The impact of social support on relationships and loneliness

Asking as many thought-provoking questions demanding further enquiry as it provided research-based answers, the lunchtime lecture entitled ‘Current Issues in Social Support’ was an engaging experience for all who attended it on November 24th in the ILAS institute.

Led by Dr Carolyn Cutrona and Professor Daniel Russell, this seminar was much more specific than its provisional title would suggest, with Cutrona and Russell splitting the hour-long session between them to focus on the effect that social support (where one partner supports the other to overcome a problem) has within committed romantic relationships in comparison with common dyadic coupling (where two partners work together to address an issue they are facing), before looking at the impact that social support has on people’s perceived levels of loneliness within a community.

Referencing Bolger, Zuckerman, and Kessler’s ‘Invisible Support and Adjustment to Stress’ study published in 2000, Dr Cutrona opened by highlighting contemporary research’s suggestion that when someone is visibly supported by their partner (i.e. he or she receives emotional support and is aware of receiving said support), this actually leads to them feeling more distressed in the aftermath of their being supported. The reason for this perhaps being that the person’s self-esteem is affected by their realising that others feel the need to support them – i.e. that they are perceived as being in need of support, and therefore weak in some way.

This implication reveals the need for people to support their partners using less obvious methods (invisible support) when seeking to make a positive difference to their partner’s well-being beyond the short-term. In addition, Cutrona pointed out that, within a committed relationship, a combination of giving and receiving social support by both partners works best to ensure their relationship’s overall quality.

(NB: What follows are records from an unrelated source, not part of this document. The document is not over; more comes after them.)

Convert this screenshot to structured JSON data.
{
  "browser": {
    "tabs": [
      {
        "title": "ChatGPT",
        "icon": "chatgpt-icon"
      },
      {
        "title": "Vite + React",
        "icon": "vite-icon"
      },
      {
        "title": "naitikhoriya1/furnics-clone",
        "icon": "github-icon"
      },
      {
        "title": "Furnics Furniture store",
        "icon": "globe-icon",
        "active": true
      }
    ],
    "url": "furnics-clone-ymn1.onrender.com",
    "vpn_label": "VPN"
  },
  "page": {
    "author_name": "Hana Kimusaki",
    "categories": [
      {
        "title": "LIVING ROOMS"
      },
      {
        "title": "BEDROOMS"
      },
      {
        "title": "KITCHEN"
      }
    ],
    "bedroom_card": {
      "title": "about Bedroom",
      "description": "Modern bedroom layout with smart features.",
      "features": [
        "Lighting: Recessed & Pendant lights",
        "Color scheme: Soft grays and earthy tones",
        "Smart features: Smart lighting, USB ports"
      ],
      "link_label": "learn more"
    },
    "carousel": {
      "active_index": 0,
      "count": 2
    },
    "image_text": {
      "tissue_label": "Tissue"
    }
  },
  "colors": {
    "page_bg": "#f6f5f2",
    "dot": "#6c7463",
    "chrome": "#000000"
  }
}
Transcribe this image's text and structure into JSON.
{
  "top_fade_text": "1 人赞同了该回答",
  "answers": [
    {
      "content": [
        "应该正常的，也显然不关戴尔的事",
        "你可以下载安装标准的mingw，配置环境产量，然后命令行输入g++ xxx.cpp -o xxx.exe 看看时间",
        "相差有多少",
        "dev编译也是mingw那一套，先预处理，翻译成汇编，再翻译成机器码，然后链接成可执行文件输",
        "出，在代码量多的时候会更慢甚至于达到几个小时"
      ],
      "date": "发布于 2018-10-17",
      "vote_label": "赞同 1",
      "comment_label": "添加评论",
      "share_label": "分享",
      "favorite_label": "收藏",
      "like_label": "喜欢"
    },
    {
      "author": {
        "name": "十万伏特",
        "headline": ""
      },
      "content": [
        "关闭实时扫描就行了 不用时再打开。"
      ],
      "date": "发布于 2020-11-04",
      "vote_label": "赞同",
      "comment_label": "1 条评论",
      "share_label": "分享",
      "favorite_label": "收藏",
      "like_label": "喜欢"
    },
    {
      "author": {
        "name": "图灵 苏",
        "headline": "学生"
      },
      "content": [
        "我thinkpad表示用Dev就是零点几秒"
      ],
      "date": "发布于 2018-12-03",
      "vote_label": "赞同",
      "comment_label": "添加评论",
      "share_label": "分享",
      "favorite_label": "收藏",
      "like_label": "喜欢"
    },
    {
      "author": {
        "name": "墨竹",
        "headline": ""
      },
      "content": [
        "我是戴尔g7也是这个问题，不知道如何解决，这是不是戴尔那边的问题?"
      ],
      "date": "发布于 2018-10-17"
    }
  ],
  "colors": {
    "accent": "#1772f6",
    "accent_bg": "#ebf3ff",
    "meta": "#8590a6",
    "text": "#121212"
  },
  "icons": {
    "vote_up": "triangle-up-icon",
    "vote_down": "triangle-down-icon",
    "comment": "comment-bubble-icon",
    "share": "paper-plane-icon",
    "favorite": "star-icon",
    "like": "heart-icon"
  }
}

Subsequently, Dr Cutrona considered common dyadic coping in tandem with research first conducted by Guy Bodenmann in 1995, exploring how the process works before critically comparing it to social support again in terms of a relationship.

Cutrona suggested that dyadic coping is more effective in terms of maintaining balance and equity in a relationship’s dynamic, but pointed out that perhaps not all relationships are capable of or suited to this approach to problem-solving.

Overall, Dr Cutrona finds that, in reality, there is no essential difference between the impact of both processes in terms of a relationship’s longevity and quality, but stressed the need for further research regarding when and where social support and common dyadic coupling are most helpful for couples.

Building on Cutrona’s presentation, Dr Russell explored the relationship between social support and loneliness, pin-pointing how, through the provision of social support, we can predict a change in a given population’s perceived levels of loneliness over time.

Russell’s own research evidences a strong correlation between social support and levels of loneliness, and suggests that an individual’s perceived level of loneliness decreases over time in response to their receipt of social support, but not significantly, and with significant variation between individuals; that the more support an individual receives, and the more personalised the nature of this support is, the greater the decrease in the individual’s level of perceived loneliness over time.

Concluding his section of the seminar, Dr Russell went on to discuss his finding that, in the U.S. at least, third-level students are the loneliest population group he has encountered, and that this group experiences little change in their feelings of loneliness throughout their working life, only experiencing a significant reduction in their loneliness levels circa the age of 60 (retirement age).

This conclusion is particularly striking, especially given NUI Galway’s recent findings that a large proportion of its students experience mental health issues, and that over one third of students ‘feel down’ every day.

In the discussion that followed, audience members responded to the effect that much of this is due to the fact that third-level students experience a period of great change and relative uncertainty during their time in higher education, both internally and externally; but Dr Russell’s finding continued to overshadow the seminar’s remainder.

Like so much of the research findings recently made available by NUI Galway, Russell’s finding compounds the realisation that we need to concentrate further on supporting people socially as they start out in life; that perhaps it is too late to do so when they have gone through their education and working life feeling the way Russell’s research suggests that they do.